I also want to tell a story that I’ve told before, and there is no one here to stop me from telling this again. When I was touring Italy with students in 1997, I was walking down a street in Rome and on the other side of the street I saw a poster for an Evora concert. I got excited and ran over to get a closer look at the poster, to see when and where the concert was, as I was definitely going. On a closer view, I saw that she had performed a few days before, so I missed her until Philadelphia. Here’s a wonderful video of Evora. If you don’t yet know any African singers, she’s the one to start with.
I’ve also just finished reading a novel by a writer from a very different African country, Egypt. The novel is Miramar by Naguib Mahfouz, who won the Nobel Prize for literature in 1988 (for a different book). The novel Miramar is set in Alexandria, on the Mediterranean coast, in the 1960s.
I’ve read several other novels by Mahfouz, which were all in what might be called a “realistic” style, a detailed narrative moving forward in time, focused mostly on telling the story, and only relating events that could conceivably happen, as if we were somehow standing there watching things take place. That style became very popular in the 19th century, in novel after novel, in quite a few countries, and it is probably still the basic fiction style, because it works very well to tell a story.
The novel Miramar was first published in 1967, and in this book, Mahfouz works in a variation to the “realistic” style.
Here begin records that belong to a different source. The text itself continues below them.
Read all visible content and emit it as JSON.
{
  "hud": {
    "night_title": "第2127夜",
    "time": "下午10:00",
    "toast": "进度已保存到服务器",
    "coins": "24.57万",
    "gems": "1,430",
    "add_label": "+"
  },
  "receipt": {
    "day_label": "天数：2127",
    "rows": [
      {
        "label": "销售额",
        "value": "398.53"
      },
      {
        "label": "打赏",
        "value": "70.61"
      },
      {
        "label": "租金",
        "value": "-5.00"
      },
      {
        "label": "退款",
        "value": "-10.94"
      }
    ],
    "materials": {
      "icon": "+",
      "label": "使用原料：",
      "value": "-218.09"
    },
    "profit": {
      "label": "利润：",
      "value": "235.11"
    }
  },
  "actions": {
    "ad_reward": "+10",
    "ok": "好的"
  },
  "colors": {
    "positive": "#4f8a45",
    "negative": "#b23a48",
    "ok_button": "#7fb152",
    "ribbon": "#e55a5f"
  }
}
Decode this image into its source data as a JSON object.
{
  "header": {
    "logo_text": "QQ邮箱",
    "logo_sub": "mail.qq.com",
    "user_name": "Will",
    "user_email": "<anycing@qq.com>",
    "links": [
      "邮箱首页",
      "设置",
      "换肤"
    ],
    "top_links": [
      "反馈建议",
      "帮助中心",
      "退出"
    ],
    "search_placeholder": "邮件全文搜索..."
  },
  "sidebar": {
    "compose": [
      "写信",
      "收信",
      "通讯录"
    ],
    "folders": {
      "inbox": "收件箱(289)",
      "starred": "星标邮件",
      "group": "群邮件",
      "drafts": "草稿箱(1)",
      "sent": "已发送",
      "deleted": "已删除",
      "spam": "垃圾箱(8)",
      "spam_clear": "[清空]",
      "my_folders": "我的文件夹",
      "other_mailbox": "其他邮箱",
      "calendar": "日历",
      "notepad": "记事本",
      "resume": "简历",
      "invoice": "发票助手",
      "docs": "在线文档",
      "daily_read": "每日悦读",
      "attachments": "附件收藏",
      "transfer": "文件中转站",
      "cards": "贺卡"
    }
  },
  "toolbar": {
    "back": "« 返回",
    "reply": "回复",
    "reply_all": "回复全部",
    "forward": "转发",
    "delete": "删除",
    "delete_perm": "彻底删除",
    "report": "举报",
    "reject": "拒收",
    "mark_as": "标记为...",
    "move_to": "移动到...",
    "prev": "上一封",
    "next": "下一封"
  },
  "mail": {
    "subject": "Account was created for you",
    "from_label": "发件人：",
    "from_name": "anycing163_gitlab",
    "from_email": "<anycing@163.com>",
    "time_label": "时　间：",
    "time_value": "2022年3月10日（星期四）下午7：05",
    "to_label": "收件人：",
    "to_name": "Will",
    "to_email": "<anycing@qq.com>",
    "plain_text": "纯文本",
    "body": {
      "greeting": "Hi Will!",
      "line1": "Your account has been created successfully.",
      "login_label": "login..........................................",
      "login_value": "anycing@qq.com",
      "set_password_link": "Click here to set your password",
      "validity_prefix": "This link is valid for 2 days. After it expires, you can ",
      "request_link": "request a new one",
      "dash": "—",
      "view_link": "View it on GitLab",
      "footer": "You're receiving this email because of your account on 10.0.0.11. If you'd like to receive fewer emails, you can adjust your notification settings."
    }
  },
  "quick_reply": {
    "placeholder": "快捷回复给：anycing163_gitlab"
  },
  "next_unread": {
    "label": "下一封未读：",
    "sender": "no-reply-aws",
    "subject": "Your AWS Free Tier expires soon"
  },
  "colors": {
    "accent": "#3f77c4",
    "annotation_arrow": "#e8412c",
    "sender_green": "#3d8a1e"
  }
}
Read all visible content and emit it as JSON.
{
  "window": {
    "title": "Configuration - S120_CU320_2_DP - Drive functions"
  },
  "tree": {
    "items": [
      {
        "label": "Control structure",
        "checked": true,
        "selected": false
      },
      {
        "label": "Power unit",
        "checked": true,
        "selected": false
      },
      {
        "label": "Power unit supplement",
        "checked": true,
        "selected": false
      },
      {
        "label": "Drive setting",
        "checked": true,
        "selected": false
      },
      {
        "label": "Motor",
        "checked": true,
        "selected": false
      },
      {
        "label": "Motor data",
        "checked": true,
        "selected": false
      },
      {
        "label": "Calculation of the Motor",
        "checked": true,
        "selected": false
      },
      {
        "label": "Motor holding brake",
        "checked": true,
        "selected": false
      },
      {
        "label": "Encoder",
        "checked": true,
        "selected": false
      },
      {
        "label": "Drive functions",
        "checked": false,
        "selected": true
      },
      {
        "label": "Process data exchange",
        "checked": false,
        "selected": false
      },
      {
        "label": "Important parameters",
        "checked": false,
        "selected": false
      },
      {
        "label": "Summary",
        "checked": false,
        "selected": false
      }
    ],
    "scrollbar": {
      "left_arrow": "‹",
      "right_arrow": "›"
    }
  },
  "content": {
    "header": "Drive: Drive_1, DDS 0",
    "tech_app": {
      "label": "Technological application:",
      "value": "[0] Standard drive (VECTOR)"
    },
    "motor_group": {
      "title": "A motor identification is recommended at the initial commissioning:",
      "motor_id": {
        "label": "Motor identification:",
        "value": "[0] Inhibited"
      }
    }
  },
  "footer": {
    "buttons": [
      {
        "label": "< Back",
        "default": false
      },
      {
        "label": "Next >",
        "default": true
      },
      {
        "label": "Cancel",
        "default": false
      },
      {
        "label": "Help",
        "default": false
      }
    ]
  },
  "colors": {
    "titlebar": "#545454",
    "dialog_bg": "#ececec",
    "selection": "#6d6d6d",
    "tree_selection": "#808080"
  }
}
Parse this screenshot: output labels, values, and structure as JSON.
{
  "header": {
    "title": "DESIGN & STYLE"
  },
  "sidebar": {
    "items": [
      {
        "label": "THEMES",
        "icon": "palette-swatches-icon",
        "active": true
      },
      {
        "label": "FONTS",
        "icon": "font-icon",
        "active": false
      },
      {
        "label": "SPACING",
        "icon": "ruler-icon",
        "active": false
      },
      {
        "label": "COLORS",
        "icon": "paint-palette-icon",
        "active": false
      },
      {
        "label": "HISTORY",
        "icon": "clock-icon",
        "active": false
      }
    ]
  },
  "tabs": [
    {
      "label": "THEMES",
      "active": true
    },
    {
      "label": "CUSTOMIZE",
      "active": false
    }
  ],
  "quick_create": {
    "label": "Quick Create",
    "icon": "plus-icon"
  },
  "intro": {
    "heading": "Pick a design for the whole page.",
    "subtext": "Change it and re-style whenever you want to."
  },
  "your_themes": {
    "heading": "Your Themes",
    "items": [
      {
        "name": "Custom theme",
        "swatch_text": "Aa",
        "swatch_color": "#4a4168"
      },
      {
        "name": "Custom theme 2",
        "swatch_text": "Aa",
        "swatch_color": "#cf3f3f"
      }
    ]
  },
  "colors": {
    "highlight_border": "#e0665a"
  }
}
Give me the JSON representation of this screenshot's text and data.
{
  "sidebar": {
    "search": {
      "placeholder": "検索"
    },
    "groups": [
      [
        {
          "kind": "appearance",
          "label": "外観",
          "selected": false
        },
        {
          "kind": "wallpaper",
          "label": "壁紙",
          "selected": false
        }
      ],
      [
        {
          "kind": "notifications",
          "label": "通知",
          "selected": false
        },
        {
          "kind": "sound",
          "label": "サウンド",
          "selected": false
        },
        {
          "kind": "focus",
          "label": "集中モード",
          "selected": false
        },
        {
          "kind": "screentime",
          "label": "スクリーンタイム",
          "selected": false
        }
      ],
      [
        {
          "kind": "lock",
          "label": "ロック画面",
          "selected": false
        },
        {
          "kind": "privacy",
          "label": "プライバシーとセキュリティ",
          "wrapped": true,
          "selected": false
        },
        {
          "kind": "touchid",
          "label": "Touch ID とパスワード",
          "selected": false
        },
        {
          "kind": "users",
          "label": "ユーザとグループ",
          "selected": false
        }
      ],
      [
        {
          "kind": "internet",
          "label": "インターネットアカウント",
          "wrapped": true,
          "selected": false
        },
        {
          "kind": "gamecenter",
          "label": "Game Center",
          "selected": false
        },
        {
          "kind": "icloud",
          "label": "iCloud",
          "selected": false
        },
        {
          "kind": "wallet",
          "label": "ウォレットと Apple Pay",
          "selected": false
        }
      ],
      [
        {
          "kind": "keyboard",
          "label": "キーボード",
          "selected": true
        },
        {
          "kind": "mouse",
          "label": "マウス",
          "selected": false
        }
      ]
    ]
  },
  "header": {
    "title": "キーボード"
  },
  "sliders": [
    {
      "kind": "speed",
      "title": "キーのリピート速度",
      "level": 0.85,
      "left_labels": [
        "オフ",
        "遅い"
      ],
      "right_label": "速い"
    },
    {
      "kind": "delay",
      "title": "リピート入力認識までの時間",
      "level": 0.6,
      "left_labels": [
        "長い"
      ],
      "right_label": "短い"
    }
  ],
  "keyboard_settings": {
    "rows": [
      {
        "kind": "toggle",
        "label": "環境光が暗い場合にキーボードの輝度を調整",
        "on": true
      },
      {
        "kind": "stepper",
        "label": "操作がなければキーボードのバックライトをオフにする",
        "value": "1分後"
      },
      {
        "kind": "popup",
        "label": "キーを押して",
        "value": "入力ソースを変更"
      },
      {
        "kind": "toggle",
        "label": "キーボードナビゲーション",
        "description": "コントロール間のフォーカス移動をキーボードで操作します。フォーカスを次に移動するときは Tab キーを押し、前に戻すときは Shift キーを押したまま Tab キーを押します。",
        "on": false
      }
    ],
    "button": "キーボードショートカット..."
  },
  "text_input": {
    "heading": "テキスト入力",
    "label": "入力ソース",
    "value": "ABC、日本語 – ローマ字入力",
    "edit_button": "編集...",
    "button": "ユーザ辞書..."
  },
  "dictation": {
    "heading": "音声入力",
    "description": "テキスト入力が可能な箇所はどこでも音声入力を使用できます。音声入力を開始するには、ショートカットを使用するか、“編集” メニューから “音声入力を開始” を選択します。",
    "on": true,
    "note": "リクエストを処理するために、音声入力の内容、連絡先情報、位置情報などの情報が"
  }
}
The novel partly tells the same story from the point of view of several characters. In order to do this, Mahfouz partially repeats the same period of time, showing how the different characters experience it. It’s an interesting technique, though the book is more complex than simply repeating an incident several times, through different eyes.
The overlap of incidents to some extent is incidental. What happens more importantly is to get a look at the lives of the different characters, all of them residents of a boarding house named Miramar. The book is written entirely in first person but with a shift to a new character for each section, so that the “I” keeps changing. The characters come from a variety of backgrounds, young and old, country peasant and city intellectual. There is also—an important point for Mahfouz—a mix of political views, and the novel makes frequent reference to the two revolutions Egypt had had before 2011.
Politics was important to Naguib Mahfouz, a more bold approach than it might seem to us, given the oppressive regimes he lived under. He also lived in a country where religious extremism was nurtured by the very political oppression that colors his books. In 1994 a group of these vile faithful attacked Mahfouz and stabbed him in the neck. Although his health was affected, he lived another twelve years.
In the west, it might be hard to see what is in his novels that could provoke such an attack (though let’s keep in mind that every country is polluted by religious fanatics, including, very visibly, America). Part of Mahfouz’s sin, perhaps, is that he wrote about real people as they were, with a willingness to describe their desires and sins, lust and greed, profaneness and lack of faith. We can see all of these things in the characters living in the Miramar boarding house.
Although we follow four characters here very closely, from inside their own heads, they are not especially sympathetic. The narrative of an old man frames the story of three young men, and while the old man seems more or less removed from life at the time of the narration, the younger men are intensely involved in life, sexually, politically, romantically, and ambitiously. Perhaps by showing all three of the younger men so flawed that it’s hard to like them, Mahfouz is saying that to be fully engaged with life forces us to make choices that compromise the soul.
I also found it interesting that in the book, all three of the older characters continually reminisce about how good the times used to be, and now those good times are gone. The four younger characters all are looking ahead to the future, to a time that they hope will be better. No one believes the present is good.